Available data →
__________________________________________________
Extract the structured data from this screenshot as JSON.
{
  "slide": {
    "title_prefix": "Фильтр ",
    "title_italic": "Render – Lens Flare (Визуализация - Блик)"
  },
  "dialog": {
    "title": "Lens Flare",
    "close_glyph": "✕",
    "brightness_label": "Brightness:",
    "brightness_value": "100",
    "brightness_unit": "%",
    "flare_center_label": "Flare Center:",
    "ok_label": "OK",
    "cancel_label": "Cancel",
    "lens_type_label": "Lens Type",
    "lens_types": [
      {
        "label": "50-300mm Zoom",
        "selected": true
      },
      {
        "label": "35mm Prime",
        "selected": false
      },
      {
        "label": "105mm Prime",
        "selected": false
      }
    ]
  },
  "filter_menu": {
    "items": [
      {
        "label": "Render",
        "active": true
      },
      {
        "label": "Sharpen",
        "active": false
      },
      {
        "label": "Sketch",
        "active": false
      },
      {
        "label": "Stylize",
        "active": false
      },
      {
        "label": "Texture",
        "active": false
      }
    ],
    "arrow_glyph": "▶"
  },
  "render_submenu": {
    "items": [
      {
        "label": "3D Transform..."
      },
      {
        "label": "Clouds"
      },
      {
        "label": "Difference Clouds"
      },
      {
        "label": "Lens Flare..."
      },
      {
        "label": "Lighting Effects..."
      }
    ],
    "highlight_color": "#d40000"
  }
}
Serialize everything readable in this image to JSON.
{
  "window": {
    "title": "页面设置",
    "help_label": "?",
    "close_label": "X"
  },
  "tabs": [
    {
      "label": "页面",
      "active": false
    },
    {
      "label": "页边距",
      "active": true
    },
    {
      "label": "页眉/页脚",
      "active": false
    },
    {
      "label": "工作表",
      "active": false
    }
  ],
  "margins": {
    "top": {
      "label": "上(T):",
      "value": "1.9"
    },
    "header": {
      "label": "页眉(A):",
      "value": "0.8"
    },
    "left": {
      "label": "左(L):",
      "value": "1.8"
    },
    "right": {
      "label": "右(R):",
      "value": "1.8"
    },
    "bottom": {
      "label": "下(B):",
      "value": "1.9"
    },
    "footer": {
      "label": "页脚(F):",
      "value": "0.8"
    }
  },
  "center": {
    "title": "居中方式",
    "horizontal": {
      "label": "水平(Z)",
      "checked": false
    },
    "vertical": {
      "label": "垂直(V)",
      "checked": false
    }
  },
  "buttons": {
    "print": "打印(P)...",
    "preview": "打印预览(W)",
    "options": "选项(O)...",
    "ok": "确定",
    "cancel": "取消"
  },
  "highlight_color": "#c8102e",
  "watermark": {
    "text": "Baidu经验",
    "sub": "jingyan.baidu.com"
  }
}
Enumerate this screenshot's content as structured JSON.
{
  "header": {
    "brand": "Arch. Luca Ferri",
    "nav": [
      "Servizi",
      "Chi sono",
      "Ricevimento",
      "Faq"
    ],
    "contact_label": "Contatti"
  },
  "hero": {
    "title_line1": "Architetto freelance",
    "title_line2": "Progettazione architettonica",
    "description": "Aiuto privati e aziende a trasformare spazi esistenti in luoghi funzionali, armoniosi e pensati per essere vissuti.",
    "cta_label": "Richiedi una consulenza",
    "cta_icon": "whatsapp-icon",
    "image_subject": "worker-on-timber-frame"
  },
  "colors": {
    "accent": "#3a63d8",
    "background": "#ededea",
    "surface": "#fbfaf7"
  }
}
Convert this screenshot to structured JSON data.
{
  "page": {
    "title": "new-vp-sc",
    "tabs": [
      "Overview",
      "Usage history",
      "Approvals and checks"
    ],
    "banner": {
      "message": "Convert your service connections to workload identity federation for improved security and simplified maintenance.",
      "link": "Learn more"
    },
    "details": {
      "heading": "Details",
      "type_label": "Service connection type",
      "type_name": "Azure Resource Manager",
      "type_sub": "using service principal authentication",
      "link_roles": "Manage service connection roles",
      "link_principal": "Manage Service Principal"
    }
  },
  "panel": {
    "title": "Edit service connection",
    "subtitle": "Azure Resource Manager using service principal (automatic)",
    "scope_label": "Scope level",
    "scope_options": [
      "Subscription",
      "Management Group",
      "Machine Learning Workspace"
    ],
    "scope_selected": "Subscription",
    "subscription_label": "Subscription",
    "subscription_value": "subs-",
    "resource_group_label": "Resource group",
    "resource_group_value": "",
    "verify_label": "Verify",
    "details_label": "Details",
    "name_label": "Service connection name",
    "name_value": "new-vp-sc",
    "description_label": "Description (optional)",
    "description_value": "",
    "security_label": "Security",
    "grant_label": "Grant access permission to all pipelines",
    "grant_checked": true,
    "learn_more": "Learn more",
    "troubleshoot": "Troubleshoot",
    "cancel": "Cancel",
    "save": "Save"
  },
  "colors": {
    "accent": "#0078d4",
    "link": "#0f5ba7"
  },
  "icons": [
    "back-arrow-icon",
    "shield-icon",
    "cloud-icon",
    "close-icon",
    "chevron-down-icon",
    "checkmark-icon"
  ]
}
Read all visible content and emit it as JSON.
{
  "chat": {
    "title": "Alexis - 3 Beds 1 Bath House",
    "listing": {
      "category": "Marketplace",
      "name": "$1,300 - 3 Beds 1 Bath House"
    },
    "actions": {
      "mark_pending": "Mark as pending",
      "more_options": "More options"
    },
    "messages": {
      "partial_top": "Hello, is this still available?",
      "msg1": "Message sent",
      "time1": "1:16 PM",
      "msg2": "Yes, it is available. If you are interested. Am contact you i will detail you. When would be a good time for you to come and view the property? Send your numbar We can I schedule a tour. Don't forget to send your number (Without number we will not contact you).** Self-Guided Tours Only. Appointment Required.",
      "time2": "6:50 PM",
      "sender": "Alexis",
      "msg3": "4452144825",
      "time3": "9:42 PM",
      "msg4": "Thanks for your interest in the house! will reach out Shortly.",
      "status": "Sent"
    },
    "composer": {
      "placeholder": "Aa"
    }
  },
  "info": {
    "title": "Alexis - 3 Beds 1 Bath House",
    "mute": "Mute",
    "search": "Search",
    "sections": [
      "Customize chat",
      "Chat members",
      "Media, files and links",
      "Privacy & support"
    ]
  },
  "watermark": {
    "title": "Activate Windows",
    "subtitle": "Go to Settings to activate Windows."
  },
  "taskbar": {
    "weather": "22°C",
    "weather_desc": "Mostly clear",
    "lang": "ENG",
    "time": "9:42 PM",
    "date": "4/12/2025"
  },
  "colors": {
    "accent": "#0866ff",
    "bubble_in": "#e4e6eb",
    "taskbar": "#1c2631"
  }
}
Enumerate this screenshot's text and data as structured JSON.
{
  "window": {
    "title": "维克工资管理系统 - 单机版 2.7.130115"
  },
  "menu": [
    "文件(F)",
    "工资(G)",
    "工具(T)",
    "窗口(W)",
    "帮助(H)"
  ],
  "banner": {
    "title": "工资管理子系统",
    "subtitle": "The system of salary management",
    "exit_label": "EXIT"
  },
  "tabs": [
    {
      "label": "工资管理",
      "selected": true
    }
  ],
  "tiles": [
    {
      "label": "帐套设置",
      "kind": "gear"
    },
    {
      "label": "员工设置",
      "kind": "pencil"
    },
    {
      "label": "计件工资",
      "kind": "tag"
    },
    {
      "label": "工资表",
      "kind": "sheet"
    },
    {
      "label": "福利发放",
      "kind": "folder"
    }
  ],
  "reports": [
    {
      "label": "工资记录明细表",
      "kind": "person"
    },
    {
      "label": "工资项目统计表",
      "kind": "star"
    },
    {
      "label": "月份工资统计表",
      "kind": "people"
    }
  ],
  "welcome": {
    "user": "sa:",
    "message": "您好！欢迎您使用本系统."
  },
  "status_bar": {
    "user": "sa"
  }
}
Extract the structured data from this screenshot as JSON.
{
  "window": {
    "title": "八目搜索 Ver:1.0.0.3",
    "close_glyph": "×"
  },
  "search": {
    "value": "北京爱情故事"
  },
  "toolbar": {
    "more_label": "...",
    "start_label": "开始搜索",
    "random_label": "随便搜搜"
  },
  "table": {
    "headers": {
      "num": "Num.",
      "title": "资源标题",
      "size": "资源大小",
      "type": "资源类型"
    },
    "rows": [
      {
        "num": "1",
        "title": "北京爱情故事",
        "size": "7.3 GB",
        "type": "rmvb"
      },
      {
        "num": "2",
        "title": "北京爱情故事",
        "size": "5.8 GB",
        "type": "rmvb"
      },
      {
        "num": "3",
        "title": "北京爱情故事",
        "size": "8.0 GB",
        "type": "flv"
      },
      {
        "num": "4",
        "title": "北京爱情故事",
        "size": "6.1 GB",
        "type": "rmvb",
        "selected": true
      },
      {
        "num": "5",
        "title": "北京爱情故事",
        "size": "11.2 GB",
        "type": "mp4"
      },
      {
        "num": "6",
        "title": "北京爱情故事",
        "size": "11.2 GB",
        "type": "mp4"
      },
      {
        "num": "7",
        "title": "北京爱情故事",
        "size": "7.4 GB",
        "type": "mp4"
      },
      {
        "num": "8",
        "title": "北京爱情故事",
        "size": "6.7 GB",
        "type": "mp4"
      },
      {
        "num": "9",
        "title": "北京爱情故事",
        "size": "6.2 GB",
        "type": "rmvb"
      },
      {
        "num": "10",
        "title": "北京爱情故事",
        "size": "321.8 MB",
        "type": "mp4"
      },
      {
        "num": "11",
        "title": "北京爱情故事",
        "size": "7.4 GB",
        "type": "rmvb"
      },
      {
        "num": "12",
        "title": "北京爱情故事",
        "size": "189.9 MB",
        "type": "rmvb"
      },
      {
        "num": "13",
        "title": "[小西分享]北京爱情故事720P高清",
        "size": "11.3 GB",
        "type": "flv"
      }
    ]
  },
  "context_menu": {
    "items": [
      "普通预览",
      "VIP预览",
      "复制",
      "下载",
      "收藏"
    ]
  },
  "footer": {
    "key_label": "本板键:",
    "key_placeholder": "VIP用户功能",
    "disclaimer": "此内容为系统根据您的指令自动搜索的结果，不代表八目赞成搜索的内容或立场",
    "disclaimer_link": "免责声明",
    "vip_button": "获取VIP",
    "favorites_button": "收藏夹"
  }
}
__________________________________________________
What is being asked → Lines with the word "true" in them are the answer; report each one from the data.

Expected answer →
        "selected": true
        "active": true
      "active": true
    "grant_checked": true,
      "selected": true
        "selected": true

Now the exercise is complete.